» **Problem requirements**
Wherever the word "JSON" turns up in a line of the entries, copy that line.

» **Available data**

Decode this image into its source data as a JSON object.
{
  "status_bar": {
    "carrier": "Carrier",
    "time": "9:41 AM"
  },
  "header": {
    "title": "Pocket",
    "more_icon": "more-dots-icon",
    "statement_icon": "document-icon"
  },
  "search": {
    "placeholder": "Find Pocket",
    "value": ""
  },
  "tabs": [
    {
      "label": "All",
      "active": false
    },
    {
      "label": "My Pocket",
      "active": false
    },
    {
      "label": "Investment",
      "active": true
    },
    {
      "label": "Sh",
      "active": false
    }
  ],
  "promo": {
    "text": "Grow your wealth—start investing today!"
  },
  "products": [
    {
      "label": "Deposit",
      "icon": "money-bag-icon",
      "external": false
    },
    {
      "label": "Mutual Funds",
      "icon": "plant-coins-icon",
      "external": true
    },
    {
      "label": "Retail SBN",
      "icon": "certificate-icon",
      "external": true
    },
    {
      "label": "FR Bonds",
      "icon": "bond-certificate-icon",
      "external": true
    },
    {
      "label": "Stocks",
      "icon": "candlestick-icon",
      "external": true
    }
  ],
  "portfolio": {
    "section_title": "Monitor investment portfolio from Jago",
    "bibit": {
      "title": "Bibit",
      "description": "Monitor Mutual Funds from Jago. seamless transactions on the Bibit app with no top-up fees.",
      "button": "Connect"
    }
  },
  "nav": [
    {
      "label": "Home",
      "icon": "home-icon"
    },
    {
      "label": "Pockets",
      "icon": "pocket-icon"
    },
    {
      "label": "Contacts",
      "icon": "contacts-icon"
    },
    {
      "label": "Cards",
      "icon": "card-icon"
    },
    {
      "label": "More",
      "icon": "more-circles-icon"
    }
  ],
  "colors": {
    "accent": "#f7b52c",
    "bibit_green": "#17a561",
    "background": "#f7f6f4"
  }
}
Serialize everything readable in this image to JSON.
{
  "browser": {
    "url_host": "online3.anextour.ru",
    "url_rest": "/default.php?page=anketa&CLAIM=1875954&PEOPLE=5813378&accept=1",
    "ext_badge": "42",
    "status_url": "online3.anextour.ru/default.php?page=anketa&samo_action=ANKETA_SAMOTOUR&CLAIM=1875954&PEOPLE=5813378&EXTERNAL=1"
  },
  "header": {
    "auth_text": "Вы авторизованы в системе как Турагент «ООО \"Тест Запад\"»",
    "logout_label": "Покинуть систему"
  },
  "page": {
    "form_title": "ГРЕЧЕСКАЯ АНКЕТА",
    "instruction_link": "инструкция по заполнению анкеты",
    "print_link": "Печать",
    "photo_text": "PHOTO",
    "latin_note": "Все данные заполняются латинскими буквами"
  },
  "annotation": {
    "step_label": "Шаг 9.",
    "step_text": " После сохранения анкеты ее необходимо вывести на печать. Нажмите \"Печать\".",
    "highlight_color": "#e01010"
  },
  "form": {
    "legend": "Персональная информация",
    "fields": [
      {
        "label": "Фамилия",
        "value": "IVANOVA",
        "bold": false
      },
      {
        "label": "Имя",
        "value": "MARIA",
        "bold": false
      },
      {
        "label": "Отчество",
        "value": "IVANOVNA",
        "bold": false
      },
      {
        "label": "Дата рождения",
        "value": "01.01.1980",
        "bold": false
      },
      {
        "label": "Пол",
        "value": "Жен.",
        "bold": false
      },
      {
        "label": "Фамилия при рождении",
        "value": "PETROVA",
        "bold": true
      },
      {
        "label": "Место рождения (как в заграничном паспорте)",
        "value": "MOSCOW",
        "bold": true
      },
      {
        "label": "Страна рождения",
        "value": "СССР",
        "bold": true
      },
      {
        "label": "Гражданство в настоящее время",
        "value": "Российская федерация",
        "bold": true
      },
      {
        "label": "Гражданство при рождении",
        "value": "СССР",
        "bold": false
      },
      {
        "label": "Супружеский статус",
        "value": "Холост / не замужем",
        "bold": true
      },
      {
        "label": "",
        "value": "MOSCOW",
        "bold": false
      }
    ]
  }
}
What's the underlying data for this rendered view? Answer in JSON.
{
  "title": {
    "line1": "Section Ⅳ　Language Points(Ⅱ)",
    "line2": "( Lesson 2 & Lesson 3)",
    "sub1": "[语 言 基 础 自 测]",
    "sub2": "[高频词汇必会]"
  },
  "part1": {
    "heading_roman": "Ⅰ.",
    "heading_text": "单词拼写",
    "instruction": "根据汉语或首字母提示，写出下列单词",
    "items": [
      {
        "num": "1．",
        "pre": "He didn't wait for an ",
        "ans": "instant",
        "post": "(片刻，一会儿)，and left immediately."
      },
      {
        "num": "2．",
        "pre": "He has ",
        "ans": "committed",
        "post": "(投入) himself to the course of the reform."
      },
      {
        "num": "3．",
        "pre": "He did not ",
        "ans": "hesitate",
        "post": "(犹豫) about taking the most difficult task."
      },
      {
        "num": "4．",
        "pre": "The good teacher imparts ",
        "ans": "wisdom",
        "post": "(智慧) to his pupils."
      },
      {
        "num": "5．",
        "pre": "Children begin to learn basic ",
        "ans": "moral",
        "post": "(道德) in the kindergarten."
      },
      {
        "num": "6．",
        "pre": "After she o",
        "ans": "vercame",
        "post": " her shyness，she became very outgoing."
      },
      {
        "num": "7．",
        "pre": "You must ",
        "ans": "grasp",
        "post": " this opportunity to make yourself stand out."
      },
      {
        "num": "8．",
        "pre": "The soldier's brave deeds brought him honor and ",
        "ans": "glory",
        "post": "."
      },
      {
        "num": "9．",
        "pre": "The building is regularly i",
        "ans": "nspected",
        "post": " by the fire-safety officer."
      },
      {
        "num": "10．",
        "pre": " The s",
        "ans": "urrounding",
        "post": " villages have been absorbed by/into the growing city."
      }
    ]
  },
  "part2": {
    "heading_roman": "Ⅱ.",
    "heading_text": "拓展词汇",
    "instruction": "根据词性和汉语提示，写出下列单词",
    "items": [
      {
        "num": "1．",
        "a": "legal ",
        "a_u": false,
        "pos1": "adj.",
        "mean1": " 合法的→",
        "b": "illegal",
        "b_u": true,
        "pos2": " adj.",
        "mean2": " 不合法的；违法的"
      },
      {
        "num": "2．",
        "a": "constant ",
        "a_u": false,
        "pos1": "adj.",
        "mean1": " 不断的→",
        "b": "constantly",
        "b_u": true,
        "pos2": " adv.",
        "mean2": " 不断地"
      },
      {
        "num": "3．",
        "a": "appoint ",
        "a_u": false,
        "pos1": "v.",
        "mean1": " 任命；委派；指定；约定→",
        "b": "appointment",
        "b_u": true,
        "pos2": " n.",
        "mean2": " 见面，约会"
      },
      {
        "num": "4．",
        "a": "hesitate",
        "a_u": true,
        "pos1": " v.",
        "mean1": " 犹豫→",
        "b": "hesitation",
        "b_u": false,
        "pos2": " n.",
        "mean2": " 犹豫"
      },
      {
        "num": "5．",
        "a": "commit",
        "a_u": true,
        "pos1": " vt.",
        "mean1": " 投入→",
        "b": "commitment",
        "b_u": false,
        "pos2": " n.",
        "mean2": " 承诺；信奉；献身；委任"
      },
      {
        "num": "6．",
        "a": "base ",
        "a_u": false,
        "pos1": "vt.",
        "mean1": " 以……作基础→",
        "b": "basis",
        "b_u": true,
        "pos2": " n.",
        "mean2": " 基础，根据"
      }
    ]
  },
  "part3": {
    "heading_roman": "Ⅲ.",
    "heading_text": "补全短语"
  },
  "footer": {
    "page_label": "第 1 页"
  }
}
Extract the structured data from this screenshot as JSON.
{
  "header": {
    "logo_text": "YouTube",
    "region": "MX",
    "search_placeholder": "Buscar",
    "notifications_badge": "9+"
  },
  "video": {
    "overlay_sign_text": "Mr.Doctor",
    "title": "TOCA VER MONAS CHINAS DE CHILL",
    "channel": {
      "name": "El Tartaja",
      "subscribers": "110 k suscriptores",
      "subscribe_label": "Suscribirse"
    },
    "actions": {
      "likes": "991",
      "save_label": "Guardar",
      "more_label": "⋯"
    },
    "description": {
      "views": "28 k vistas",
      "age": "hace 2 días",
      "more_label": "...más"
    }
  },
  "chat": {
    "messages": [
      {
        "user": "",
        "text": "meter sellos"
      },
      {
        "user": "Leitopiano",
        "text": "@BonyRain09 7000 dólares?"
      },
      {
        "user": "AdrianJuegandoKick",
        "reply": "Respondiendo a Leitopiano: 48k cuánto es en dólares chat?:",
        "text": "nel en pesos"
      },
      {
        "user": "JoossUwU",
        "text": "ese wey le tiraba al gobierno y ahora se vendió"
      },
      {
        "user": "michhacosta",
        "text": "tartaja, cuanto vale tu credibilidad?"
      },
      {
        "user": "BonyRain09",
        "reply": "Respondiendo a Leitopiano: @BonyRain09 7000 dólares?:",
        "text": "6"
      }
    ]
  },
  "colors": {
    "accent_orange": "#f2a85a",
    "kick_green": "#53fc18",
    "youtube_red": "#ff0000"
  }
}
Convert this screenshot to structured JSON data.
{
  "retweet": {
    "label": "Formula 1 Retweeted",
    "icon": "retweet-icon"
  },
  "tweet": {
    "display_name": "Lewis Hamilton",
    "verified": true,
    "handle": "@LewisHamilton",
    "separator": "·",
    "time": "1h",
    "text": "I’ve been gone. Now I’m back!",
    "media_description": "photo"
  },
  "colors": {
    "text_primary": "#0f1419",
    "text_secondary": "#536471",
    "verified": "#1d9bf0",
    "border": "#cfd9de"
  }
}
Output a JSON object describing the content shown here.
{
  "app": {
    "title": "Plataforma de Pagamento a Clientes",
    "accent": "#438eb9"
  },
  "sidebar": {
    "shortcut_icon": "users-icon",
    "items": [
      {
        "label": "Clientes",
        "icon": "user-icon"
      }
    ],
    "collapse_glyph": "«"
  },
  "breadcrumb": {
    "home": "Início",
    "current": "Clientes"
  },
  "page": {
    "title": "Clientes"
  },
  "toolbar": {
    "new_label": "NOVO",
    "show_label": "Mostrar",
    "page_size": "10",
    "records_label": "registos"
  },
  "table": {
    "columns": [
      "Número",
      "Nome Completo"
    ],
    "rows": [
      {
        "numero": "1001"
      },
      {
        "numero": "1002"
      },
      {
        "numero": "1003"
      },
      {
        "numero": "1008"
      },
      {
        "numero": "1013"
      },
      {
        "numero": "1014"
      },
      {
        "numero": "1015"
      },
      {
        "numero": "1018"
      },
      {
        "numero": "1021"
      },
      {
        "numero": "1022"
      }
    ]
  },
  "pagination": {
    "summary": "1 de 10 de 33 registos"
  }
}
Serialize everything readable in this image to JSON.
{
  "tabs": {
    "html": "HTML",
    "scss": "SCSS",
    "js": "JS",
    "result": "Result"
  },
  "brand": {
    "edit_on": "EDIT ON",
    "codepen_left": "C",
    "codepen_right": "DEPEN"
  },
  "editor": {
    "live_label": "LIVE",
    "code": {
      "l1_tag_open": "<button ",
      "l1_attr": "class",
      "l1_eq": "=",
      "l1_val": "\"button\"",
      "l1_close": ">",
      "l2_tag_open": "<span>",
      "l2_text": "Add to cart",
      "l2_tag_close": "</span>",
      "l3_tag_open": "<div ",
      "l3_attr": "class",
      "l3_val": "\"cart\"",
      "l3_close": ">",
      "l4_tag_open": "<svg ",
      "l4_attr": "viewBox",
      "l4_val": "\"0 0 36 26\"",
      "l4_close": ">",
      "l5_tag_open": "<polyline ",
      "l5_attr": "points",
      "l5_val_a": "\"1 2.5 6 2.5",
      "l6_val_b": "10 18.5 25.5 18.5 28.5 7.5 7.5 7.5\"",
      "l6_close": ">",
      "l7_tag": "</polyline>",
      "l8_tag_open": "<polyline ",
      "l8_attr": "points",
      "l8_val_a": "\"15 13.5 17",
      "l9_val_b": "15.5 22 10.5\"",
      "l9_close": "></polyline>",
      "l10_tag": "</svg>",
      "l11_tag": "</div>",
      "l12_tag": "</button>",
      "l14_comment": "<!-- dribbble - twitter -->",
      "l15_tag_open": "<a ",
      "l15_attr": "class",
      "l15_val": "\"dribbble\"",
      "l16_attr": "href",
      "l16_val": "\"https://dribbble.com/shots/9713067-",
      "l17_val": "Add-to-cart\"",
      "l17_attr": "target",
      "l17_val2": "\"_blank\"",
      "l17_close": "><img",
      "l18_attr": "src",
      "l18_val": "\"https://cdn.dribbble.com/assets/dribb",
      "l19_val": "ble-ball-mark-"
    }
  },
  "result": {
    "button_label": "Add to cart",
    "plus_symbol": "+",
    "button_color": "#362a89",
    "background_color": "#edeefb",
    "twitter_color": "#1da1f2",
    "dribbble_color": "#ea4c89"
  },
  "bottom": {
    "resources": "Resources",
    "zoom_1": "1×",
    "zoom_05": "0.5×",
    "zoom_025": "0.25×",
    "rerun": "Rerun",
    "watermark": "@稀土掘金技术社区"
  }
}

» **Written solution**
Decode this image into its source data as a JSON object.
Serialize everything readable in this image to JSON.
What's the underlying data for this rendered view? Answer in JSON.
Extract the structured data from this screenshot as JSON.
Convert this screenshot to structured JSON data.
Output a JSON object describing the content shown here.
Serialize everything readable in this image to JSON.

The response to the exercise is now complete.